[Source information Boundary: Start]

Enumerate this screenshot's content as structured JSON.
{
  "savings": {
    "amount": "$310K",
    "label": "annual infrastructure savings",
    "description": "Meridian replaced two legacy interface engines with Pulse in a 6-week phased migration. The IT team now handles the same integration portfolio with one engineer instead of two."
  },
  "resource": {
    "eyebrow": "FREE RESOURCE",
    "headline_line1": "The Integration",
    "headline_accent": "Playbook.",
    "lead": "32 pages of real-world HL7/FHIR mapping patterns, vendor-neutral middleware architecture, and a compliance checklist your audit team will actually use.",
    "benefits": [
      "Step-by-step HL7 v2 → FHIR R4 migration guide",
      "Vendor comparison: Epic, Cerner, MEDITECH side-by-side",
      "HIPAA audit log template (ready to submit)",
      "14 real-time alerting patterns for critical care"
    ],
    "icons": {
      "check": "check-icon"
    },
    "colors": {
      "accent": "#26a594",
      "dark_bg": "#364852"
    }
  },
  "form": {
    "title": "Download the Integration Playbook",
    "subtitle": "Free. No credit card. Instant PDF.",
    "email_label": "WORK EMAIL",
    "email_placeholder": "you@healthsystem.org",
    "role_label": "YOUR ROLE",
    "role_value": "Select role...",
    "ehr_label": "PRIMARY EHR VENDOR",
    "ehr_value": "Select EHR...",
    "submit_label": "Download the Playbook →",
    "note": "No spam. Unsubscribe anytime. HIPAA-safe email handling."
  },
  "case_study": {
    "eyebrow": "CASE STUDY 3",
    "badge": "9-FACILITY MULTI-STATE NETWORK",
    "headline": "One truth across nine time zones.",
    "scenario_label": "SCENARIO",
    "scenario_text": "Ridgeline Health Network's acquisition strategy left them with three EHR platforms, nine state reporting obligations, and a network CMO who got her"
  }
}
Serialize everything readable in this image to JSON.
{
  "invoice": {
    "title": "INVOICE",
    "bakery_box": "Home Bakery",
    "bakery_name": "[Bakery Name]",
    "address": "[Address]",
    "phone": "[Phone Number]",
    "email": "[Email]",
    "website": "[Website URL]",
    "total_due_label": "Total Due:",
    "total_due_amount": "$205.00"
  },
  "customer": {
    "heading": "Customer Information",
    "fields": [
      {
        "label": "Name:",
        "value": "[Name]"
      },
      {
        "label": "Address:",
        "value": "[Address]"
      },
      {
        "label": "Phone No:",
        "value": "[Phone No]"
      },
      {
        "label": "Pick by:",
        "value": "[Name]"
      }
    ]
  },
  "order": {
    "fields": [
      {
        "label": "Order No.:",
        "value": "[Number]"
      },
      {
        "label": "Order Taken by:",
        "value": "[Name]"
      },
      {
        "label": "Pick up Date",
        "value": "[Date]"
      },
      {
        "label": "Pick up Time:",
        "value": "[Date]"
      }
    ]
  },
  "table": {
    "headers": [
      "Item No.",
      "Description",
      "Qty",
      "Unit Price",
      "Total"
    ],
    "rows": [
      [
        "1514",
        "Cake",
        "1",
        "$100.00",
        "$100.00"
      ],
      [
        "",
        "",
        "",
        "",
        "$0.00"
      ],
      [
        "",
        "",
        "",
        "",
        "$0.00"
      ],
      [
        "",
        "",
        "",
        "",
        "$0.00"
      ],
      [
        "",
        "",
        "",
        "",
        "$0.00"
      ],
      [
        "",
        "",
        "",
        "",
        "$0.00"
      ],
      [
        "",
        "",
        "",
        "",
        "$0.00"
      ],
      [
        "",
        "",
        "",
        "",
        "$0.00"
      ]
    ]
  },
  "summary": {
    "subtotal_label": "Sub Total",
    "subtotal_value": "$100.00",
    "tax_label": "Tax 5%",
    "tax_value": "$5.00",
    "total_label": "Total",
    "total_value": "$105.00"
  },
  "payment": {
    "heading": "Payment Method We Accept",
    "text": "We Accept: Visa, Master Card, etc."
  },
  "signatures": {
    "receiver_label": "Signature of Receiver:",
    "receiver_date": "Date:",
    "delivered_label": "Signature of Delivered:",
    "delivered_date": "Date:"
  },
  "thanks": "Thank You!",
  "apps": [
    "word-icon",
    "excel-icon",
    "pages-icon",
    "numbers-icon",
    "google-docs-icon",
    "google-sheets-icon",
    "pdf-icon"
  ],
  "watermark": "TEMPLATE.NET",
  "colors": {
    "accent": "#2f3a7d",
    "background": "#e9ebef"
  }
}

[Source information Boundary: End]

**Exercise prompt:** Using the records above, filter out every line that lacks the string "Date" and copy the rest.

**Written response:**
        "label": "Pick up Date",
        "value": "[Date]"
        "value": "[Date]"
    "receiver_date": "Date:",
    "delivered_date": "Date:"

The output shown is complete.